Collected data entries
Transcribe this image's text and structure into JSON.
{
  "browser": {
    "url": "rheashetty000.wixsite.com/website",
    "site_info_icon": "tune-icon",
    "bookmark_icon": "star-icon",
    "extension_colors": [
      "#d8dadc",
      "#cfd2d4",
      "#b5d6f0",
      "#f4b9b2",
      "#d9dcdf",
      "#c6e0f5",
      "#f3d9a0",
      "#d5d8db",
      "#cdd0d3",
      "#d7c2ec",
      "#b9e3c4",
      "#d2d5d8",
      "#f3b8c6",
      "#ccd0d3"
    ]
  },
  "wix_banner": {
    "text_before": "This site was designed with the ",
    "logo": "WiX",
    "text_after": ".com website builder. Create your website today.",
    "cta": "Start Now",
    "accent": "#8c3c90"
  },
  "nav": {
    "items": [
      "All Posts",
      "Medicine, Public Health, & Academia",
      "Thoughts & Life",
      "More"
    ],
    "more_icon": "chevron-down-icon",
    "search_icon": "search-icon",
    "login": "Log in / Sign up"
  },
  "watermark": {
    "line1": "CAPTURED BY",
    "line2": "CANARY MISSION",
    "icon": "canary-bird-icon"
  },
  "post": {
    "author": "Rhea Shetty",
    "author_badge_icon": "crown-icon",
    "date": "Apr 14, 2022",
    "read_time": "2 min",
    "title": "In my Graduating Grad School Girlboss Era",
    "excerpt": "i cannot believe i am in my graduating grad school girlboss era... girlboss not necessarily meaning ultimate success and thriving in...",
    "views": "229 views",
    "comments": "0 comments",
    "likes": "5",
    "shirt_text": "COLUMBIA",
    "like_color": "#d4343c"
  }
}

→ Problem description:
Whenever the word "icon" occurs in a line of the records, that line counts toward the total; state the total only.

→ Answer box:
6